No Flowers, No Wreaths opens and concludes with funerals. It is not only the mundkars who are absented from the stage, but also Leopoldina, whose demise has already occurred before the curtain rises (and, again, one may recall the absence of de Santa Rita Vás from the stage at the translation’s release). Nonetheless, the deceased woman’s phantom presence haunts the family as the weight of conscience, causing her brother to unburden his soul before the final curtain. These drapes, however, are not the furnishings of the stage, but the fabric of surrender. “Rid this house of all white cloth!” he orders of his family in a broken voice. “White cloth, white for the soldiers who file past with raised arms at the hour of my death… file past before a dead man who will have no grave!”.
As Indian troops march into Goa, Salú makes a final attempt at self-redemption by confessing his long-held secret to his wife, Angélica. As the Portuguese era of Goa’s history comes to a close, Salú is forced to witness his own legacy diminish. Simultaneously, he asks that the vanquished forces be equipped with the symbols of defeat – linens of white – so that they may not be harmed by the invaders. In their whiteness, these makeshift flags also signal the retrenchment of racial and class supremacy. Upon hearing his secret, Angélica does not forgive her husband. She informs him that his coffin’s exit from the family home will be accompanied “with no flowers, no wreaths”. As the old guard recedes, the play’s younger characters hope that the Goa they will inherit under the Indian regime will not “be destroyed”.

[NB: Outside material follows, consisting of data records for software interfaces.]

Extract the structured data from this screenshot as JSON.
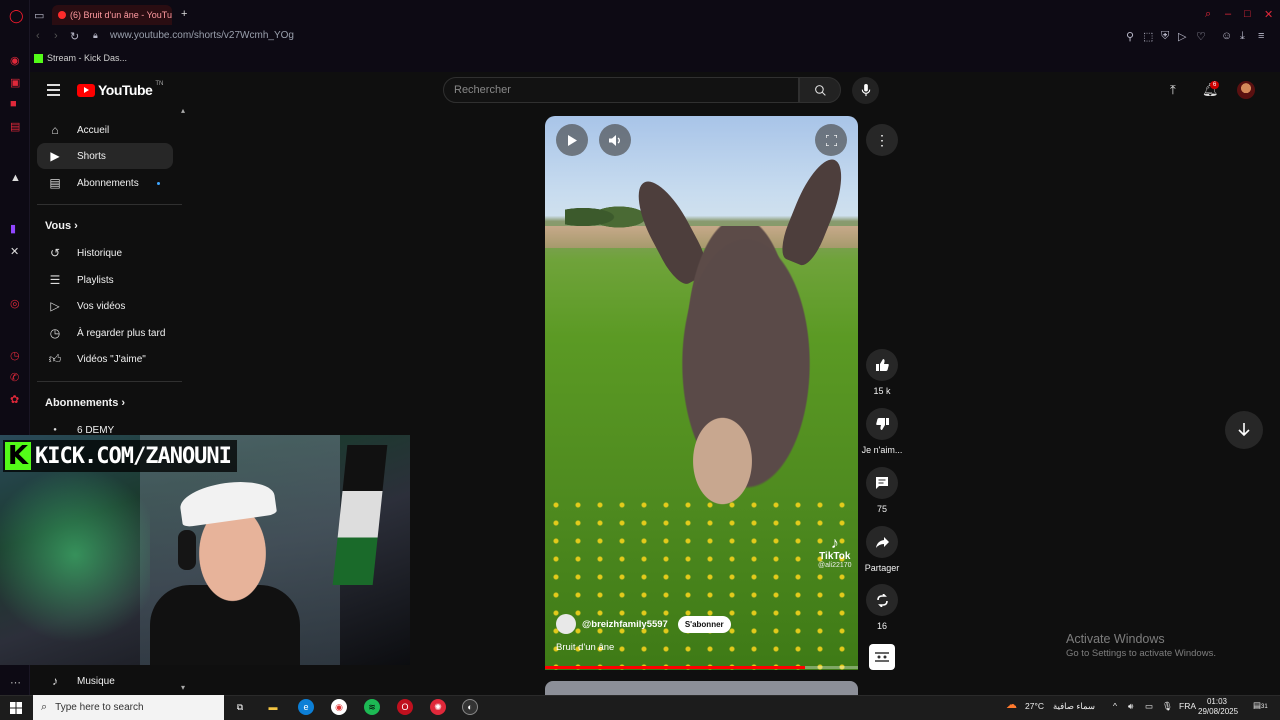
{
  "browser": {
    "tab_title": "(6) Bruit d'un âne - YouTu",
    "url": "www.youtube.com/shorts/v27Wcmh_YOg",
    "bookmark": "Stream - Kick Das..."
  },
  "header": {
    "logo_text": "YouTube",
    "logo_suffix": "TN",
    "search_placeholder": "Rechercher",
    "notification_count": "6"
  },
  "sidebar": {
    "main": [
      {
        "label": "Accueil",
        "icon": "home-icon"
      },
      {
        "label": "Shorts",
        "icon": "shorts-icon"
      },
      {
        "label": "Abonnements",
        "icon": "subscriptions-icon"
      }
    ],
    "you_heading": "Vous",
    "you_items": [
      {
        "label": "Historique",
        "icon": "history-icon"
      },
      {
        "label": "Playlists",
        "icon": "playlists-icon"
      },
      {
        "label": "Vos vidéos",
        "icon": "your-videos-icon"
      },
      {
        "label": "À regarder plus tard",
        "icon": "watch-later-icon"
      },
      {
        "label": "Vidéos \"J'aime\"",
        "icon": "liked-videos-icon"
      }
    ],
    "subs_heading": "Abonnements",
    "subs_items": [
      {
        "label": "6 DEMY"
      }
    ],
    "bottom_item": {
      "label": "Musique",
      "icon": "music-icon"
    }
  },
  "overlay": {
    "banner_letter": "K",
    "banner_text": "KICK.COM/ZANOUNI"
  },
  "short": {
    "channel": "@breizhfamily5597",
    "subscribe_label": "S'abonner",
    "title": "Bruit d'un âne",
    "watermark_brand": "TikTok",
    "watermark_handle": "@ali22170",
    "progress": 0.83
  },
  "actions": {
    "likes": "15 k",
    "dislike_label": "Je n'aim...",
    "comments": "75",
    "share_label": "Partager",
    "remix_count": "16"
  },
  "activation": {
    "line1": "Activate Windows",
    "line2": "Go to Settings to activate Windows."
  },
  "taskbar": {
    "search_placeholder": "Type here to search",
    "weather": "27°C",
    "weather_desc": "سماء صافية",
    "language": "FRA",
    "time": "01:03",
    "date": "29/08/2025",
    "notif_count": "31"
  }
}
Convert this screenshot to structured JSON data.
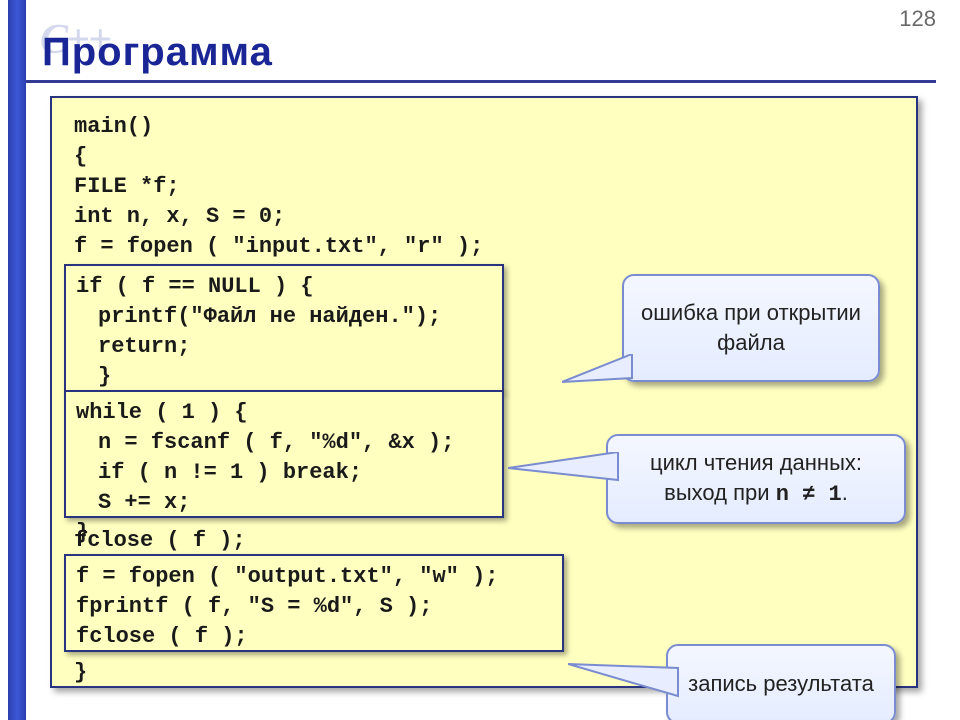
{
  "pageNumber": "128",
  "title": "Программа",
  "watermark": "C++",
  "code": {
    "line1": "main()",
    "line2": "{",
    "line3": "FILE *f;",
    "line4": "int n, x, S = 0;",
    "line5": "f = fopen ( \"input.txt\", \"r\" );",
    "box1": {
      "l1": "if ( f == NULL ) {",
      "l2": "printf(\"Файл не найден.\");",
      "l3": "return;",
      "l4": "}"
    },
    "box2": {
      "l1": "while ( 1 ) {",
      "l2": "n = fscanf ( f, \"%d\", &x );",
      "l3": "if ( n != 1 ) break;",
      "l4": "S += x;",
      "l5": "}"
    },
    "line6": "fclose ( f );",
    "box3": {
      "l1": "f = fopen ( \"output.txt\", \"w\" );",
      "l2": "fprintf ( f, \"S = %d\", S );",
      "l3": "fclose ( f );"
    },
    "line7": "}"
  },
  "callouts": {
    "c1": "ошибка при открытии файла",
    "c2a": "цикл чтения данных:",
    "c2b_prefix": "выход при ",
    "c2b_mono": "n ≠ 1",
    "c2b_suffix": ".",
    "c3": "запись результата"
  }
}
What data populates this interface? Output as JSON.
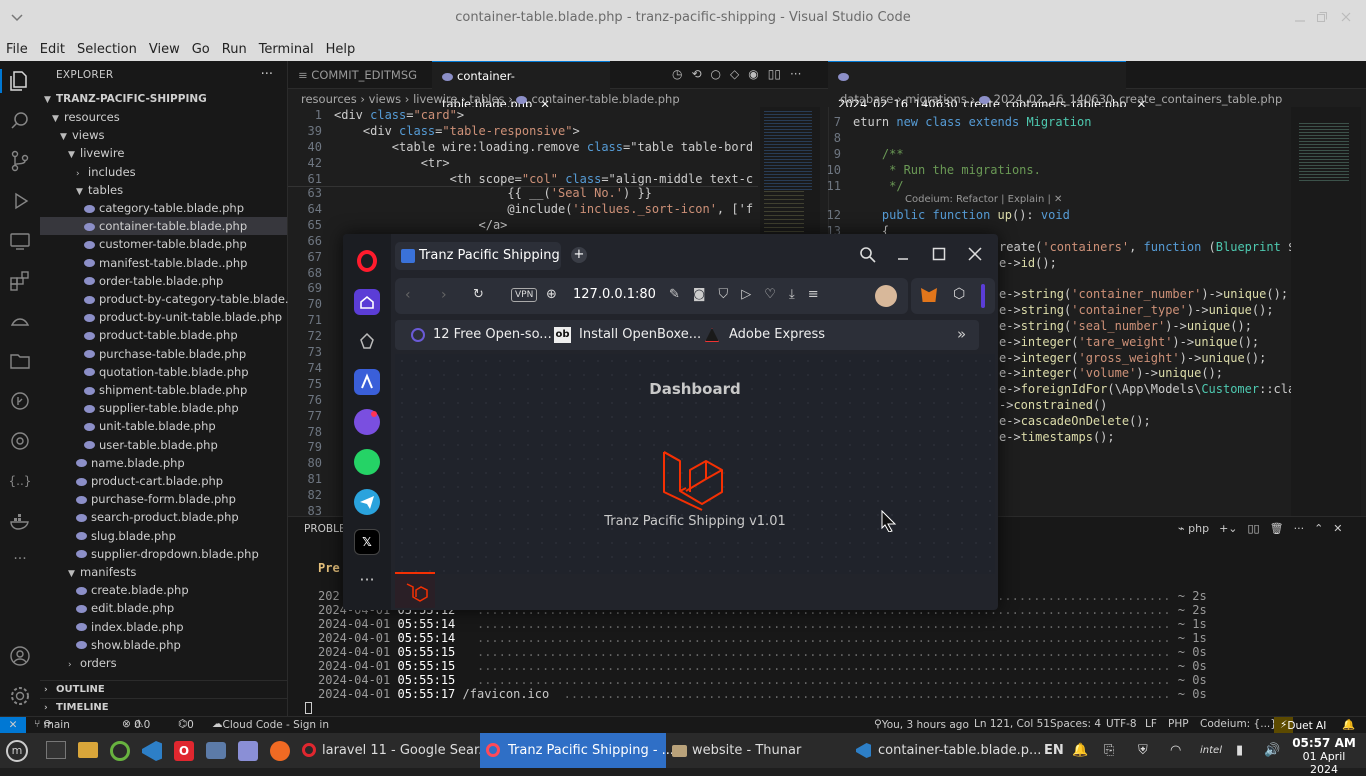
{
  "window": {
    "title": "container-table.blade.php - tranz-pacific-shipping - Visual Studio Code"
  },
  "menu": [
    "File",
    "Edit",
    "Selection",
    "View",
    "Go",
    "Run",
    "Terminal",
    "Help"
  ],
  "explorer": {
    "header": "EXPLORER",
    "project": "TRANZ-PACIFIC-SHIPPING",
    "rows": [
      {
        "label": "resources",
        "kind": "folder-open",
        "depth": 1
      },
      {
        "label": "views",
        "kind": "folder-open",
        "depth": 2
      },
      {
        "label": "livewire",
        "kind": "folder-open",
        "depth": 3
      },
      {
        "label": "includes",
        "kind": "folder-closed",
        "depth": 4
      },
      {
        "label": "tables",
        "kind": "folder-open",
        "depth": 4
      },
      {
        "label": "category-table.blade.php",
        "kind": "file",
        "depth": 5
      },
      {
        "label": "container-table.blade.php",
        "kind": "file",
        "depth": 5,
        "selected": true
      },
      {
        "label": "customer-table.blade.php",
        "kind": "file",
        "depth": 5
      },
      {
        "label": "manifest-table.blade..php",
        "kind": "file",
        "depth": 5
      },
      {
        "label": "order-table.blade.php",
        "kind": "file",
        "depth": 5
      },
      {
        "label": "product-by-category-table.blade.php",
        "kind": "file",
        "depth": 5
      },
      {
        "label": "product-by-unit-table.blade.php",
        "kind": "file",
        "depth": 5
      },
      {
        "label": "product-table.blade.php",
        "kind": "file",
        "depth": 5
      },
      {
        "label": "purchase-table.blade.php",
        "kind": "file",
        "depth": 5
      },
      {
        "label": "quotation-table.blade.php",
        "kind": "file",
        "depth": 5
      },
      {
        "label": "shipment-table.blade.php",
        "kind": "file",
        "depth": 5
      },
      {
        "label": "supplier-table.blade.php",
        "kind": "file",
        "depth": 5
      },
      {
        "label": "unit-table.blade.php",
        "kind": "file",
        "depth": 5
      },
      {
        "label": "user-table.blade.php",
        "kind": "file",
        "depth": 5
      },
      {
        "label": "name.blade.php",
        "kind": "file",
        "depth": 4
      },
      {
        "label": "product-cart.blade.php",
        "kind": "file",
        "depth": 4
      },
      {
        "label": "purchase-form.blade.php",
        "kind": "file",
        "depth": 4
      },
      {
        "label": "search-product.blade.php",
        "kind": "file",
        "depth": 4
      },
      {
        "label": "slug.blade.php",
        "kind": "file",
        "depth": 4
      },
      {
        "label": "supplier-dropdown.blade.php",
        "kind": "file",
        "depth": 4
      },
      {
        "label": "manifests",
        "kind": "folder-open",
        "depth": 3
      },
      {
        "label": "create.blade.php",
        "kind": "file",
        "depth": 4
      },
      {
        "label": "edit.blade.php",
        "kind": "file",
        "depth": 4
      },
      {
        "label": "index.blade.php",
        "kind": "file",
        "depth": 4
      },
      {
        "label": "show.blade.php",
        "kind": "file",
        "depth": 4
      },
      {
        "label": "orders",
        "kind": "folder-closed",
        "depth": 3
      }
    ],
    "outline": "OUTLINE",
    "timeline": "TIMELINE"
  },
  "editor_left": {
    "tabs": [
      {
        "label": "COMMIT_EDITMSG",
        "active": false
      },
      {
        "label": "container-table.blade.php",
        "active": true
      }
    ],
    "breadcrumb": [
      "resources",
      "views",
      "livewire",
      "tables",
      "container-table.blade.php"
    ],
    "sticky": [
      {
        "n": "1",
        "text": "<div class=\"card\">"
      },
      {
        "n": "39",
        "text": "    <div class=\"table-responsive\">"
      },
      {
        "n": "40",
        "text": "        <table wire:loading.remove class=\"table table-bord"
      },
      {
        "n": "42",
        "text": "            <tr>"
      },
      {
        "n": "61",
        "text": "                <th scope=\"col\" class=\"align-middle text-c"
      }
    ],
    "lines": [
      {
        "n": "63",
        "text": "                        {{ __('Seal No.') }}"
      },
      {
        "n": "64",
        "text": "                        @include('inclues._sort-icon', ['f"
      },
      {
        "n": "65",
        "text": "                    </a>"
      },
      {
        "n": "66",
        "text": ""
      },
      {
        "n": "67",
        "text": ""
      },
      {
        "n": "68",
        "text": ""
      },
      {
        "n": "69",
        "text": ""
      },
      {
        "n": "70",
        "text": ""
      },
      {
        "n": "71",
        "text": ""
      },
      {
        "n": "72",
        "text": ""
      },
      {
        "n": "73",
        "text": ""
      },
      {
        "n": "74",
        "text": ""
      },
      {
        "n": "75",
        "text": ""
      },
      {
        "n": "76",
        "text": ""
      },
      {
        "n": "77",
        "text": ""
      },
      {
        "n": "78",
        "text": ""
      },
      {
        "n": "79",
        "text": ""
      },
      {
        "n": "80",
        "text": ""
      },
      {
        "n": "81",
        "text": ""
      },
      {
        "n": "82",
        "text": ""
      },
      {
        "n": "83",
        "text": ""
      }
    ]
  },
  "editor_right": {
    "tab": "2024_02_16_140630_create_containers_table.php",
    "breadcrumb": [
      "database",
      "migrations",
      "2024_02_16_140630_create_containers_table.php"
    ],
    "lines": [
      {
        "n": "7",
        "text": "eturn new class extends Migration"
      },
      {
        "n": "8",
        "text": ""
      },
      {
        "n": "9",
        "text": "    /**"
      },
      {
        "n": "10",
        "text": "     * Run the migrations."
      },
      {
        "n": "11",
        "text": "     */"
      },
      {
        "n": "12",
        "text": "    public function up(): void"
      },
      {
        "n": "13",
        "text": "    {"
      }
    ],
    "codelens": "Codeium: Refactor | Explain | ✕",
    "visible_tail": [
      "reate('containers', function (Blueprint $t",
      "e->id();",
      "",
      "e->string('container_number')->unique();",
      "e->string('container_type')->unique();",
      "e->string('seal_number')->unique();",
      "e->integer('tare_weight')->unique();",
      "e->integer('gross_weight')->unique();",
      "e->integer('volume')->unique();",
      "e->foreignIdFor(\\App\\Models\\Customer::clas",
      "->constrained()",
      "e->cascadeOnDelete();",
      "e->timestamps();"
    ]
  },
  "panel": {
    "tab_label": "PROBLE",
    "prefix": "Pre",
    "shell": "php",
    "log": [
      {
        "date": "202",
        "time": "",
        "path": "",
        "dur": "~ 2s"
      },
      {
        "date": "2024-04-01",
        "time": "05:55:12",
        "path": "",
        "dur": "~ 2s"
      },
      {
        "date": "2024-04-01",
        "time": "05:55:14",
        "path": "",
        "dur": "~ 1s"
      },
      {
        "date": "2024-04-01",
        "time": "05:55:14",
        "path": "",
        "dur": "~ 1s"
      },
      {
        "date": "2024-04-01",
        "time": "05:55:15",
        "path": "",
        "dur": "~ 0s"
      },
      {
        "date": "2024-04-01",
        "time": "05:55:15",
        "path": "",
        "dur": "~ 0s"
      },
      {
        "date": "2024-04-01",
        "time": "05:55:15",
        "path": "",
        "dur": "~ 0s"
      },
      {
        "date": "2024-04-01",
        "time": "05:55:17",
        "path": "/favicon.ico",
        "dur": "~ 0s"
      }
    ]
  },
  "statusbar": {
    "branch": "main",
    "errors": "0",
    "warnings": "0",
    "ports": "0",
    "cloud": "Cloud Code - Sign in",
    "blame": "You, 3 hours ago",
    "position": "Ln 121, Col 51",
    "spaces": "Spaces: 4",
    "encoding": "UTF-8",
    "eol": "LF",
    "language": "PHP",
    "codeium": "Codeium: {...}",
    "duet": "Duet AI"
  },
  "browser": {
    "tab_title": "Tranz Pacific Shipping",
    "vpn": "VPN",
    "url": "127.0.0.1:80",
    "bookmarks": [
      "12 Free Open-so...",
      "Install OpenBoxe...",
      "Adobe Express"
    ],
    "bookmark_badge": "ob",
    "page_heading": "Dashboard",
    "app_name": "Tranz Pacific Shipping v1.01"
  },
  "taskbar": {
    "items": [
      {
        "label": "laravel 11 - Google Sear...",
        "active": false
      },
      {
        "label": "Tranz Pacific Shipping - ...",
        "active": true
      },
      {
        "label": "website - Thunar",
        "active": false
      },
      {
        "label": "container-table.blade.p...",
        "active": false
      }
    ],
    "lang": "EN",
    "time": "05:57 AM",
    "date": "01 April 2024"
  },
  "colors": {
    "accent": "#0078d4",
    "laravel": "#f53003",
    "opera": "#ff1b2d",
    "keyword": "#569cd6",
    "string": "#ce9178",
    "function": "#dcdcaa",
    "class": "#4ec9b0"
  }
}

In this year of the 70th anniversary of India’s independence from the British, that a Portuguese Prime Minister of Goan origin should come to the land of his father’s origin to release a play about the Indian annexation of once Portuguese Goa reverberates in No Flowers, No Wreaths’ concerns about Goa’s future in the decolonial era. That Goa traded one colonialism for another, making it a colony of a post-colony, is a matter that bears recognition in how studies of post-colonialism ought to regard the difference of Goa from the rest of India. Works like this translation of da Costa’s play give Goa’s Lusophone literature a new lease on life while opening a window into the region’s past for a contemporary generation of readers. Had this publication included a listing of performances of the play, it would have been an added asset, especially for those who might use the text dramaturgically. And as for Prime Minister da Costa’s dramatic proclamation at the proceedings of the 14th Pravasi Bharatiya Divas, during his Indian visit, that he is “a proud person of Indian origin”, one must see it as a performance on the stage of globalization. As Sem Flores Nem Coroas points out, legacies are as much acts of remembrance as of amnesia, and that the final curtain is only a prelude to uncertainty in times of precarity.